 pg. 650 
The Allied prosecutors made use of the extensive records left behind by the Hitler regime to convict its leaders at Nuremberg. Prosecutors provided massive documentary evidence to the court, which carried more weight than witness testimony. This photograph shows only a tiny portion of the physical evidence presented. Pictured are a map, some photographs, and a few artifacts suggestive of atrocities.
Rudolf Hess was Hitler's secretary until being captured after flying to Great Britain on a self-appointed "peace mission" in 1941. At Nuremberg, he feigned insanity during much of the proceedings. He pretended that he was unaware of what was going on, had lost his memory, and was hence unfit to stand trial. Nuremberg courtroom artist Ed Vebell, on assignment for the U.S. Army newspaper Stars and Stripes, wrote: "Hess looked very hollow-cheeked and thin-necked. He seemed to ignore the proceedings and kept his head down--absorbed in a book." Hess was convicted of crimes against peace. The judges sentenced him to life in prison. He spent his remaining 43 years in Spandau Prison, and for the final 23 years he was the only prisoner in the institution. He committed suicide in 1987 at age 93.
Photo: Ed Vebell
Wilhelm Keitel
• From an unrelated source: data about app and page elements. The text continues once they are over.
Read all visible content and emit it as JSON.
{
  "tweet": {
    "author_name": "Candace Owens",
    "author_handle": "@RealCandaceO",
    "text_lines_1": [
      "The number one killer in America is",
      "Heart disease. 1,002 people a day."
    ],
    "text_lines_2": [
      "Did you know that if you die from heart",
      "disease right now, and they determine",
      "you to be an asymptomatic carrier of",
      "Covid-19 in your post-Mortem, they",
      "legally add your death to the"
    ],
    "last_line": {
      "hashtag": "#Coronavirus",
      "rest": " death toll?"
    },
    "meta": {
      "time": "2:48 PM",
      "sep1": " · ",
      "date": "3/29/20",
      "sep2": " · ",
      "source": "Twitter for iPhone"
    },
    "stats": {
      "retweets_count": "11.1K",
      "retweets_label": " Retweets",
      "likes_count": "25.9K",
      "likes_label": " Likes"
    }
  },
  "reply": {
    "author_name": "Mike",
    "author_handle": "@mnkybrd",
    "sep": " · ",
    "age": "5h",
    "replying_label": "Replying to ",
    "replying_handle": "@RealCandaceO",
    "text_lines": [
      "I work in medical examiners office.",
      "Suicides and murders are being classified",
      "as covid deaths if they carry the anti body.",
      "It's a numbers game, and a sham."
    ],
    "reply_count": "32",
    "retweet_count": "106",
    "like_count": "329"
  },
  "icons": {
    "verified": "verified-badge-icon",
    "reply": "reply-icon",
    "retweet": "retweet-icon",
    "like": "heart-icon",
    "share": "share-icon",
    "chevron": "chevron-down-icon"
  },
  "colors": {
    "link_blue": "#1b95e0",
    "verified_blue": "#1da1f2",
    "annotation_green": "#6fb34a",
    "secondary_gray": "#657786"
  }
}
Wilhelm Keitel was the chief of staff of the High Command of the German Armed Forces from 1938 until the collapse of the Nazi empire. His complete subservience to Hitler and willingness to condone mass murder are the primary reasons why Keitel was sentenced to death by the Nuremberg Tribunal in October 1946.
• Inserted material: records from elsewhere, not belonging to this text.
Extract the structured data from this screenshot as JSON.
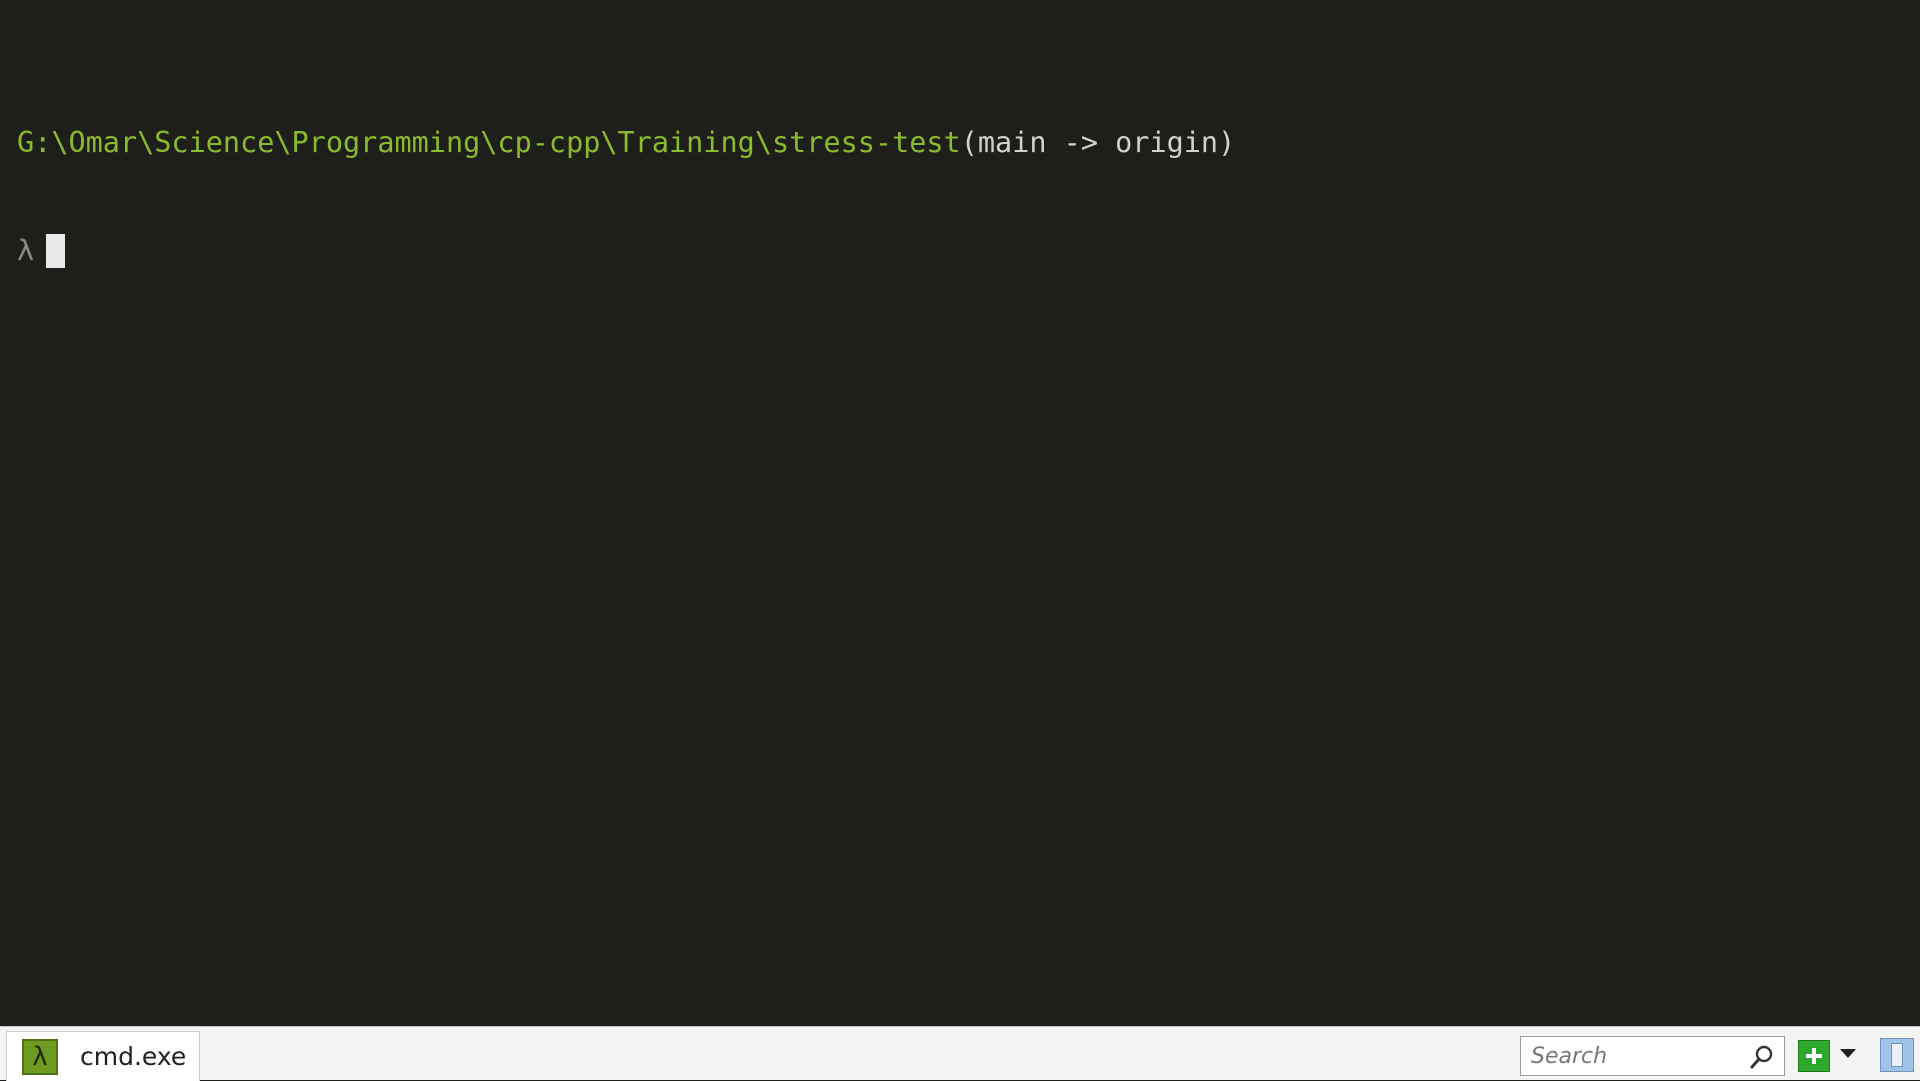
{
  "terminal": {
    "path": "G:\\Omar\\Science\\Programming\\cp-cpp\\Training\\stress-test",
    "branch_info": "(main -> origin)",
    "prompt_symbol": "λ"
  },
  "tabbar": {
    "tab_label": "cmd.exe",
    "tab_icon": "lambda-icon",
    "search_placeholder": "Search",
    "search_icon": "magnifier-icon",
    "add_icon": "plus-icon",
    "dropdown_icon": "chevron-down-icon",
    "panel_icon": "split-panel-icon"
  },
  "colors": {
    "background": "#1e1e1b",
    "path": "#8bbb2a",
    "tab_icon": "#6f9a22"
  }
}
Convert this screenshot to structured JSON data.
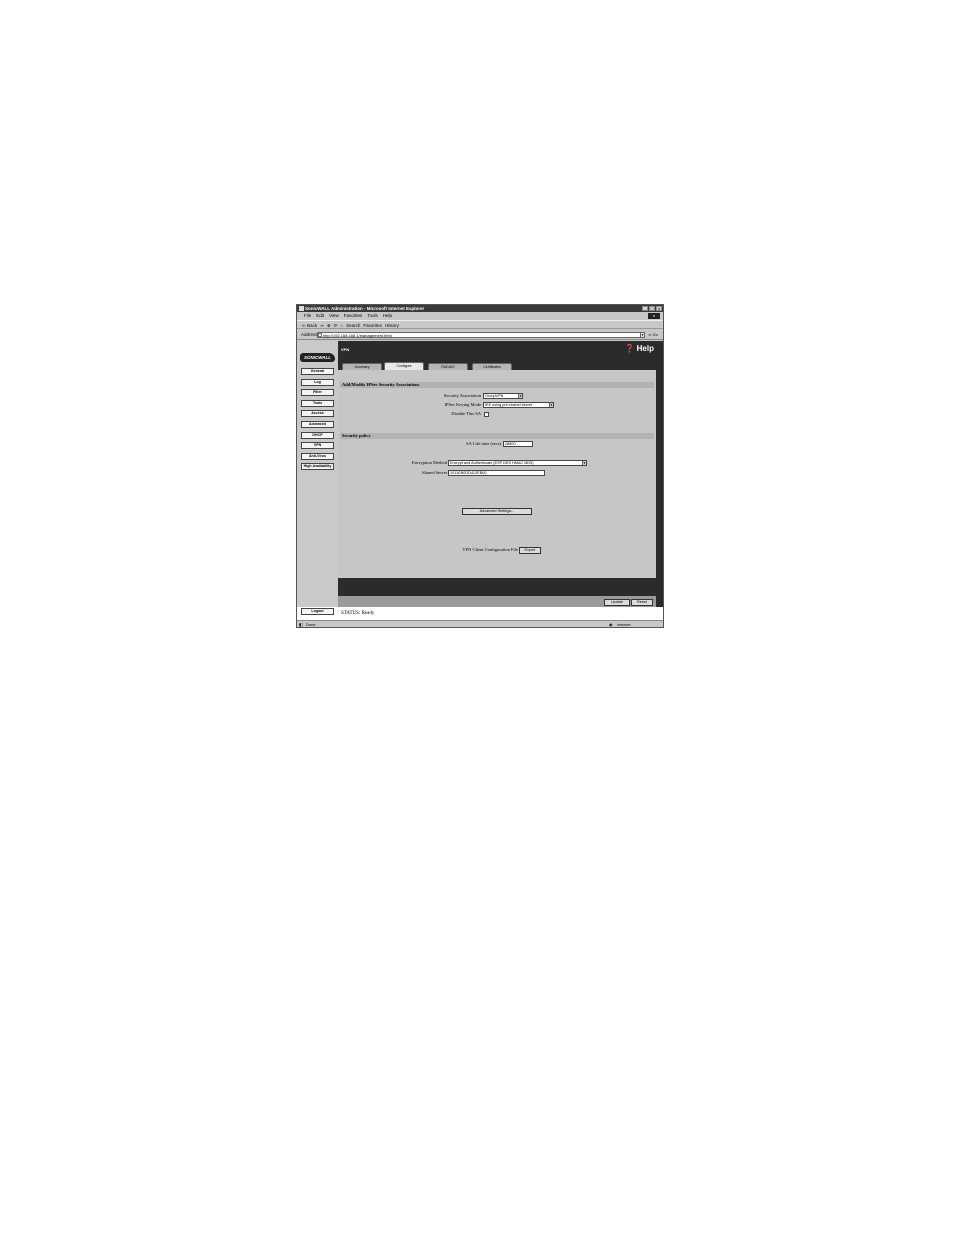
{
  "window": {
    "title": "SonicWALL Administration - Microsoft Internet Explorer",
    "controls": [
      "_",
      "□",
      "×"
    ]
  },
  "menu": [
    "File",
    "Edit",
    "View",
    "Favorites",
    "Tools",
    "Help"
  ],
  "toolbar": {
    "back": "⇐ Back",
    "forward": "⇒",
    "stop": "⊗",
    "refresh": "⟳",
    "home": "⌂",
    "search": "Search",
    "favorites": "Favorites",
    "history": "History"
  },
  "address": {
    "label": "Address",
    "url": "http://192.168.168.1/management.html",
    "go": "Go"
  },
  "sidebar": {
    "logo": "SONICWALL",
    "items": [
      "General",
      "Log",
      "Filter",
      "Tools",
      "Access",
      "Advanced",
      "DHCP",
      "VPN",
      "Anti-Virus",
      "High Availability"
    ],
    "logout": "Logout"
  },
  "header": {
    "section": "VPN",
    "help": "Help"
  },
  "tabs": [
    "Summary",
    "Configure",
    "RADIUS",
    "Certificates"
  ],
  "sa_section": {
    "title": "Add/Modify IPSec Security Associations",
    "security_association_label": "Security Association",
    "security_association_value": "GroupVPN",
    "keying_mode_label": "IPSec Keying Mode",
    "keying_mode_value": "IKE using pre-shared secret",
    "disable_label": "Disable This SA"
  },
  "policy_section": {
    "title": "Security policy",
    "lifetime_label": "SA Life time (secs)",
    "lifetime_value": "28800",
    "encryption_label": "Encryption Method",
    "encryption_value": "Encrypt and Authenticate (ESP DES HMAC MD5)",
    "secret_label": "Shared Secret",
    "secret_value": "1011EB0DD412EB00",
    "advanced_button": "Advanced Settings...",
    "client_config_label": "VPN Client Configuration File",
    "export_button": "Export"
  },
  "footer": {
    "update": "Update",
    "reset": "Reset"
  },
  "status": {
    "text": "STATUS: Ready"
  },
  "ie_status": {
    "left": "Done",
    "zone": "Internet"
  }
}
A professional soldier who was wounded in the First World War, Keitel rose through the ranks during the 1920s and 1930s, and was appointed to the top position in the German military in February 1938. He assumed the rank of general field marshal in July 1940.

Keitel's obsequious loyalty to Hitler and patent inability to criticize him influenced other officers to blindly obey the Führer. More disastrous, however, were Keitel's orders that sanctioned mass murder, most notoriously the deadly "Night and Fog" decree of December 1941.

 August 13, 1946: British authorities open detention camps on the island of Cyprus to hold Jewish refugees who have been prevented from entering Palestine due to British restrictions on immigration.
 September 1946: Paul Touvier, a former right-wing Vichy sympathizer and an adversary of French partisans, is sentenced to death in absentia for treason.
 September 18, 1946: One portion of Emanuel Ringelblum's Warsaw Ghetto diary, which was secretly buried by Ringelblum, is discovered in a ruined house at 68 Nowolipki Street in Warsaw; See December 1, 1950.
1946: The Pursuit of Justice
 pg. 650 
The Holocaust Chronicle
© 2009 Publications International, Ltd.